In collision or contact sports head and neck trauma are common. With direct trauma to the head varying degrees of injury may occur including cerebral contusion, sub- or epidural hemorrhage/hematoma, and intracranial artery dissection. Although it may seem logical that when damage is severe headache would be immediate. Slow leaks however may take several hours or days (rarely weeks) to cause significant symptomatology. It would be prudent though to check all athletes with head trauma for focal neurologic signs (in particular cranial nerves) and mental status. It is beyond the scope of this brief article to address the grading systems for concussions and their recommendations (and conflicts), yet it is generally agreed that when there are signs of neurologic dysfunction and loss of consciousness (LOC), a CT or MRI (based on suspicion) should be performed.
When neurologic function is intact and there is no history of LOC, several headaches are possible. The first type is a nonthrobbing, persistent headache often felt in the frontal or occipital areas. It is often worse upon wakening with some resolution during the day, however worsening in the late afternoon. Unfortunately, this headache has been reported to last as little as months to as much as years.7 It would be interesting to determine the effects of chiropractic care on this subgroup of individuals. Perhaps the mechanism is more from an associated neck trauma.
Current theories regarding the association between the cervical spine and headaches suggests a spinal cord intersection between the nucleus of the spinal tract of the trigeminal nerve and the dorsal horn of the upper cervical spine (C1-C3). Because these two structures are indistinguishable, they are referred to as the trigeminocervical nucleus.8 Nociceptive input into this nucleus from the cervical spine ligaments, muscles, and joint capsules, may then be misinterpreted or "referred" to the head. Stated briefly, correction of the underlying cervical spine irritation may then relieve the headache.
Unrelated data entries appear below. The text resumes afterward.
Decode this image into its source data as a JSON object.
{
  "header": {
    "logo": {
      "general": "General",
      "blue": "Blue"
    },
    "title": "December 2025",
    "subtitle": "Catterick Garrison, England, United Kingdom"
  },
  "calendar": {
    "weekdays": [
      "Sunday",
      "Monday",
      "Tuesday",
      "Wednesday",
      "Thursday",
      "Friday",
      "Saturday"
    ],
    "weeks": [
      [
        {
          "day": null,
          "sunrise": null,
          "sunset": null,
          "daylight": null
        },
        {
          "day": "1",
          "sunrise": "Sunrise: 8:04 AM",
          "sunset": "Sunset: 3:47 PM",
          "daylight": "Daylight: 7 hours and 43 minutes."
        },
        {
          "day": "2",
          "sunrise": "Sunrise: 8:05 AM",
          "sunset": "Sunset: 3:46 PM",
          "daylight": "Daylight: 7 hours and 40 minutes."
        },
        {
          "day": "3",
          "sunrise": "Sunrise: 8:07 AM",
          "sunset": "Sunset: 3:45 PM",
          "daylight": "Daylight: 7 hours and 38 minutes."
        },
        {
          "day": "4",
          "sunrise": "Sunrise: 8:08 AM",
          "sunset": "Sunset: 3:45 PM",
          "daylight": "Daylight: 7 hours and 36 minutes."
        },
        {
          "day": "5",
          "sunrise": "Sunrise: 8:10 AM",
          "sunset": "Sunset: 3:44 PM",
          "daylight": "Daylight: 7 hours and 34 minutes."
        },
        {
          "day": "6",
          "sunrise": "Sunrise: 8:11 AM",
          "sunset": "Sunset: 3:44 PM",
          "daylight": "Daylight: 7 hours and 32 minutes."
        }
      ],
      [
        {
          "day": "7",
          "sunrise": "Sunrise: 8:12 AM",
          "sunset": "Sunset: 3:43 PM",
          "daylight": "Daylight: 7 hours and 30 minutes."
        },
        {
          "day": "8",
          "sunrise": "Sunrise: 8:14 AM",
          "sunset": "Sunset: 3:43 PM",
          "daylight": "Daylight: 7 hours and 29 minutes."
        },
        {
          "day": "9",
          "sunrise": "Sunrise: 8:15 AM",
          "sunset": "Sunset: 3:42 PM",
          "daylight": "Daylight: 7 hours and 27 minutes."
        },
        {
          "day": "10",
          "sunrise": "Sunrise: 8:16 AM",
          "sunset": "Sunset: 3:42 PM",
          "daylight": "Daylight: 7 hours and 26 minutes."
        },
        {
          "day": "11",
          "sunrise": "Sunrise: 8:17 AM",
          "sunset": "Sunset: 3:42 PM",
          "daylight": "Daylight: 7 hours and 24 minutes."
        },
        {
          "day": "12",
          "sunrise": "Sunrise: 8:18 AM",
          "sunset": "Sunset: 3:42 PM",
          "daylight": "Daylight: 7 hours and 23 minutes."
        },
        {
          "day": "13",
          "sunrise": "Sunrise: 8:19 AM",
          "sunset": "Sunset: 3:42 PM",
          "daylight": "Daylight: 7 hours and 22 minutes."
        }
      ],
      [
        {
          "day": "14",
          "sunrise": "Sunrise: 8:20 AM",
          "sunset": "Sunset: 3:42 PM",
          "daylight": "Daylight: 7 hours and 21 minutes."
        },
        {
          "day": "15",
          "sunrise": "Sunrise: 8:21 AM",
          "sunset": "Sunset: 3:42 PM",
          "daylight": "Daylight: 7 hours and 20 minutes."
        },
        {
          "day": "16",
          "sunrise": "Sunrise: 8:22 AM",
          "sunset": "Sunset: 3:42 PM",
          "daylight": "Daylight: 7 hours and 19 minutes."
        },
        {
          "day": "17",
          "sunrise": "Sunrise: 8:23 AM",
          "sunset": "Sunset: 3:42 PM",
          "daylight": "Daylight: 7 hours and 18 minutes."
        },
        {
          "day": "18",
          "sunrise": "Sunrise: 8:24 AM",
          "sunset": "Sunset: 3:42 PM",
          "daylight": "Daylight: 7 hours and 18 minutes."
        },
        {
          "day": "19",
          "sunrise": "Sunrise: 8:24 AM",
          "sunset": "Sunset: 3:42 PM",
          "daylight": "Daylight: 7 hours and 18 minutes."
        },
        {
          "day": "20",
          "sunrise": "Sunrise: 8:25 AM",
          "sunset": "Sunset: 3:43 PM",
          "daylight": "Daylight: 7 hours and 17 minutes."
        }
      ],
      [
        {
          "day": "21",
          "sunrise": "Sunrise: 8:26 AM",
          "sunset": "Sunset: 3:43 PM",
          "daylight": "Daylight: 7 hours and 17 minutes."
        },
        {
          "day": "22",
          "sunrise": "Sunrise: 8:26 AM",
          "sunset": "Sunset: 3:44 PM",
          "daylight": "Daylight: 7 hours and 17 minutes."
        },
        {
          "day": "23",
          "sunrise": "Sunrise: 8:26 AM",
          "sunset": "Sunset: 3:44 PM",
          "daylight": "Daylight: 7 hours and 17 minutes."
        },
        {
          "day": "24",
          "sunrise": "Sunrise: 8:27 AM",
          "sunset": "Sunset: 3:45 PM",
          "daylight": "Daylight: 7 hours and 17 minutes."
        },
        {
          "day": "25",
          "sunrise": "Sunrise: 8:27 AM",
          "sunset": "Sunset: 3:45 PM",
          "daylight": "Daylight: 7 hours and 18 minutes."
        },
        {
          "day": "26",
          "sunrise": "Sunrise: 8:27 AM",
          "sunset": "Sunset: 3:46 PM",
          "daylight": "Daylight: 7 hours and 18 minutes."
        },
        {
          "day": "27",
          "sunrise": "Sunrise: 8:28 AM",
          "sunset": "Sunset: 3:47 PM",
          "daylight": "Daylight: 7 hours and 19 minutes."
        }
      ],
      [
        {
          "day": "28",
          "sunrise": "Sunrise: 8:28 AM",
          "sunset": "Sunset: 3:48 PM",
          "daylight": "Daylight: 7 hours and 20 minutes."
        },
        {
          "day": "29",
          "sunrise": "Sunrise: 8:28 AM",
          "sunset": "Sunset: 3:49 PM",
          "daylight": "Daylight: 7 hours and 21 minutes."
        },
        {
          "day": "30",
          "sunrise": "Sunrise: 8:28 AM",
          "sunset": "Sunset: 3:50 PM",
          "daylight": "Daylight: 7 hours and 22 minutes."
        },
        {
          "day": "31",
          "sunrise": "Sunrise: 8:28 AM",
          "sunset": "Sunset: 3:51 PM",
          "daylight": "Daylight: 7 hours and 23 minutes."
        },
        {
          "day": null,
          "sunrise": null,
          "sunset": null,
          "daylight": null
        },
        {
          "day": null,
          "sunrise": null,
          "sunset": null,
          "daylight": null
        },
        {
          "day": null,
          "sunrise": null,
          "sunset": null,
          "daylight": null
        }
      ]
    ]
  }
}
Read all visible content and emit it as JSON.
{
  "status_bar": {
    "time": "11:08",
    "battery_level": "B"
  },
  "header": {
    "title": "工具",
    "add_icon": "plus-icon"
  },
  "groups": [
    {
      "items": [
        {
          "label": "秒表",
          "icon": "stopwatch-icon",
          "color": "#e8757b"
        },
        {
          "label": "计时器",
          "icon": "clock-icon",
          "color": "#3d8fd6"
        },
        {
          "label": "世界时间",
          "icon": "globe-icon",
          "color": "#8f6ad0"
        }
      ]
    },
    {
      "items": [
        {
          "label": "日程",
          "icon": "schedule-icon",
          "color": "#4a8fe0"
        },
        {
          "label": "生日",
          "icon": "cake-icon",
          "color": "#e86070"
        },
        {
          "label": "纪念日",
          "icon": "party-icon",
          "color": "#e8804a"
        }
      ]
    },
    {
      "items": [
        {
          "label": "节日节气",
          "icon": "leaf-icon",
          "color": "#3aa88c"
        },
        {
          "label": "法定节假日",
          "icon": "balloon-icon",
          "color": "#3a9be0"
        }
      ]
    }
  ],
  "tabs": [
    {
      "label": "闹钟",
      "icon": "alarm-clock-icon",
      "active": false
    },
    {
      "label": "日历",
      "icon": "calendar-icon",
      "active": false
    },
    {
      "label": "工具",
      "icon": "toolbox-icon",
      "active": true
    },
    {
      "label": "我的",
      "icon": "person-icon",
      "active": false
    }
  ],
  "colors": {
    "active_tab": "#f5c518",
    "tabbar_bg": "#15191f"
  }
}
A post-concussion migraine headache has been reported especially with soccer and English football.9 This type of migraine resembles the classic migraine (migraine with aura) and usually resolves within 48 hours. A strikingly different type of headache is one in which there are associated signs of pupillary dilation and sweating. In between attacks there may be a partial Horner's syndrome. This type of headache is sometimes called traumatic dysautonomic cephalgia and is thought to be caused by sympathetic fiber injury in the neck. The medical treatment is with beta-blockers.
Finally, an insidious and potentially life-threatening condition associated with head trauma and headache is the second-impact syndrome.10 Apparently an athlete who suffers with what appears to be minor head trauma which is not resolved when impacted by a second head injury. Rapid swelling caused by a failure of autoregulation of cerebral blood flow occurs with significant morbidity and, half of the time, death. The recognition of this condition has led to recommendations which are far more conservative than in the past. Common guideline recommendations include close observation of the athlete following head trauma and restriction from participation when there is loss of consciousness or persistent neurologic dysfunction.
- Rooke ED. Benign exertional headache. Med Clin North Am 1988; 52: 801-809.
- Klara PM, George ED. Warning leaks and sentinel headaches associated with subarachnoid hemorrhage. Milit Med 1982; 147: 660-662.
- Paulson GW. Weightlifter's headache. Headache 1983; 23: 193-194.
- Kinsella FP. Exercise induced migraine. BMJ 1990; 83: 126.
- Appenzeller O. Altitude headaches. Headache 1972; 12: 121-129.
- Diamond S, Solomo GD, Freitag FG. Headache in sports. In: Jordan BC, Tsairis P, Warren, RF (eds). Sports Neurology. Rockville, MD, Aspen Publishers 1989, pp. 127-132.
- Lombardo JA, McKeag DB. Football player with a persistent headache. Phys Sports Med 1987; 15: 75-79.
- Bogduk N. The anatomical basis for cervicogenic headache. J Manipulative Physiol Ther 1992; 15: 67-70.
- Mathews WB. Footballer's migraine. BMJ 1972; 2: 326-327.
- Saunders RL, Harbaugh RE. The second impact in catastrophic contact sports head trauma. JAMA 1984; 525: 538-539.
Thomas Souza, DC, DACBSP
San Jose, California